Integration as a service still isn’t quite as popular as, say, CRM, but it has matured considerably since the concept was first introduced, experts say.
Interestingly, what led to the technology maturing wasn’t end-user adoption, but SaaS companies packaging integration with their solutions, Sharma said.
Obviously, that sort of “integration-to-go” approach works for customers who don’t want to tackle integration as a core competency, but just want the service to work with other cloud services or on-premise services.
But despite the progress iPaaS has made, it’s still not something most enterprises are embracing as a stand-alone option, the report notes.
For those interested in moving integration to the cloud, the piece outlines four common gotchas:
- People underestimate the trouble they’ll have migrating integration away from a traditional infrastructures. For instance, security becomes a bigger concern immediately for iPaaS.
- IPaaS isn’t yet able to handle large transaction volumes at a fast pace, warned the CTO at one cloud service broker.
- Some are moving integration to the cloud just to be in the cloud. Again, on-premise and iPaaS aren’t exactly the same thing, at least in terms of what IT needs to consider and in terms of volume capability.
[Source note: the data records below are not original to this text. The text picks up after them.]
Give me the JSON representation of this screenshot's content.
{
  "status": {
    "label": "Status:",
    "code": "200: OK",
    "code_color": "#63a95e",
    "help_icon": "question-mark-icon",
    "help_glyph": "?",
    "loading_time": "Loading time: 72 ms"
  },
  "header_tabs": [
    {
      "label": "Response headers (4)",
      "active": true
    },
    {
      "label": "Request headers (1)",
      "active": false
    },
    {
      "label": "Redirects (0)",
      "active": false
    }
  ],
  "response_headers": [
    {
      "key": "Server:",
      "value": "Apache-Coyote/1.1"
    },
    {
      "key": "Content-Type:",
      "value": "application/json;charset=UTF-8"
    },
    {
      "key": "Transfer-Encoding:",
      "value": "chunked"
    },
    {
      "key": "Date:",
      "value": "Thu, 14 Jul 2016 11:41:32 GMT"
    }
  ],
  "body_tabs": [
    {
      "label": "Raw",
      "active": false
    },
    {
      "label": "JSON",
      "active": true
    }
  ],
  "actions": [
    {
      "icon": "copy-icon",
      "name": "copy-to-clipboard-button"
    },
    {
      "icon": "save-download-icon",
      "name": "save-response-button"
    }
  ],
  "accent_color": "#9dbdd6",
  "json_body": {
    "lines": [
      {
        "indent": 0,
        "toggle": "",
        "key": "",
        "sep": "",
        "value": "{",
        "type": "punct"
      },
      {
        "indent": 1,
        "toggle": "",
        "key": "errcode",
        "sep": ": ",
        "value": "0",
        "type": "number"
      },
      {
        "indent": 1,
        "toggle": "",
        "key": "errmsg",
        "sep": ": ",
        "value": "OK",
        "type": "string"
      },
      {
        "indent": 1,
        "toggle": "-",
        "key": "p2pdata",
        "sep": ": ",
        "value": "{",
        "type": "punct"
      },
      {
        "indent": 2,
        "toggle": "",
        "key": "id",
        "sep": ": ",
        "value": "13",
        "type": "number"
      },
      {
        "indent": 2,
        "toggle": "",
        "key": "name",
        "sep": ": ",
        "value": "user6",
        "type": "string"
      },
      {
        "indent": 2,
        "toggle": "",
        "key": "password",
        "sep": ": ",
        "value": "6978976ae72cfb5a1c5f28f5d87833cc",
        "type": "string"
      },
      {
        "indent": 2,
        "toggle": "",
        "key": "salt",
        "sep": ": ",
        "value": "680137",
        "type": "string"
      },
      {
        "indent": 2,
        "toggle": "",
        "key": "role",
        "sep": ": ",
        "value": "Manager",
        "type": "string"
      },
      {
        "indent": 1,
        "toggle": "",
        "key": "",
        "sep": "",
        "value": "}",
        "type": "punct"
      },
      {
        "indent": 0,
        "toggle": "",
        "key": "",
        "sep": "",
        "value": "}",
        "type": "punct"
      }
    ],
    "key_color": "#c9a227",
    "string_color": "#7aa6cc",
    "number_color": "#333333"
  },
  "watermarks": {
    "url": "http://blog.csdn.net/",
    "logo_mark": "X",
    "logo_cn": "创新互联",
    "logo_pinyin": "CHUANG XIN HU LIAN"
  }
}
So beware of moving just to move.
- Failure to recognize that iPaaS is still part of the application lifecycle management. “Even though iPaaS is rightfully a part of ALM, iPaaS as it’s being used today is probably used too often as a Band-Aid for some specific problem rather than an element in the reorientation of ALM practices for the cloud,” warns Tom Nolle, who is president of strategic consulting firm CIMI Corp.
The article explores all of these issues in more detail and includes a discussion on when iPaaS is a good option.